**Task objective**
Go through the records and filter out every line lacking the word "name"; copy the lines that remain.

**Recorded data**
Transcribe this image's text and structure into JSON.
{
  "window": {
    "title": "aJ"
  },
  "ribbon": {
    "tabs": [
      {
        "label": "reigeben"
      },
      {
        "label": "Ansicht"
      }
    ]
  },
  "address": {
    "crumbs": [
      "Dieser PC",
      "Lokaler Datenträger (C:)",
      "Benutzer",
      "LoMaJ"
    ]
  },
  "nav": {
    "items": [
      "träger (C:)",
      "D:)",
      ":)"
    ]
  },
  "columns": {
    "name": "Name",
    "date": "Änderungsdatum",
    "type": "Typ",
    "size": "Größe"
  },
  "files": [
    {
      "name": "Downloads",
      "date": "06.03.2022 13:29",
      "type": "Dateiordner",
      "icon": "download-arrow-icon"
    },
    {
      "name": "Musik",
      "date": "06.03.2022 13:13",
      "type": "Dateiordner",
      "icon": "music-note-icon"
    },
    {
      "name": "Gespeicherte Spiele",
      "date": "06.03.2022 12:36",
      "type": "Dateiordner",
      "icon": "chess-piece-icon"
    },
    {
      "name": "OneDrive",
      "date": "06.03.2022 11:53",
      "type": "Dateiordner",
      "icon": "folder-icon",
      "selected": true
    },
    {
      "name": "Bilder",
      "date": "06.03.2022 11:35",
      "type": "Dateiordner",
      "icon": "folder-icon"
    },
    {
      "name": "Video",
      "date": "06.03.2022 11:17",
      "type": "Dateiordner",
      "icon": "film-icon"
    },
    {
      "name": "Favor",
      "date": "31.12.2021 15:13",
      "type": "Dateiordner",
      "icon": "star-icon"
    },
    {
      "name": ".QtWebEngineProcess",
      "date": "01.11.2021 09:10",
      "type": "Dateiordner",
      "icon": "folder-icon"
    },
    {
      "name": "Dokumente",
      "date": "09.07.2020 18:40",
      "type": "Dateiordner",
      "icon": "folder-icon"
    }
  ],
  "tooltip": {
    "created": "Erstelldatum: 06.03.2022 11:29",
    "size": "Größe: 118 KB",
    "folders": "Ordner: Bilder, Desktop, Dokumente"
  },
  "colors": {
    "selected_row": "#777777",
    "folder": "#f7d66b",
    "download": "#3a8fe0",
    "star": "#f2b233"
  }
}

**Response box**
    "name": "Name",
      "name": "Downloads",
      "name": "Musik",
      "name": "Gespeicherte Spiele",
      "name": "OneDrive",
      "name": "Bilder",
      "name": "Video",
      "name": "Favor",
      "name": ".QtWebEngineProcess",
      "name": "Dokumente",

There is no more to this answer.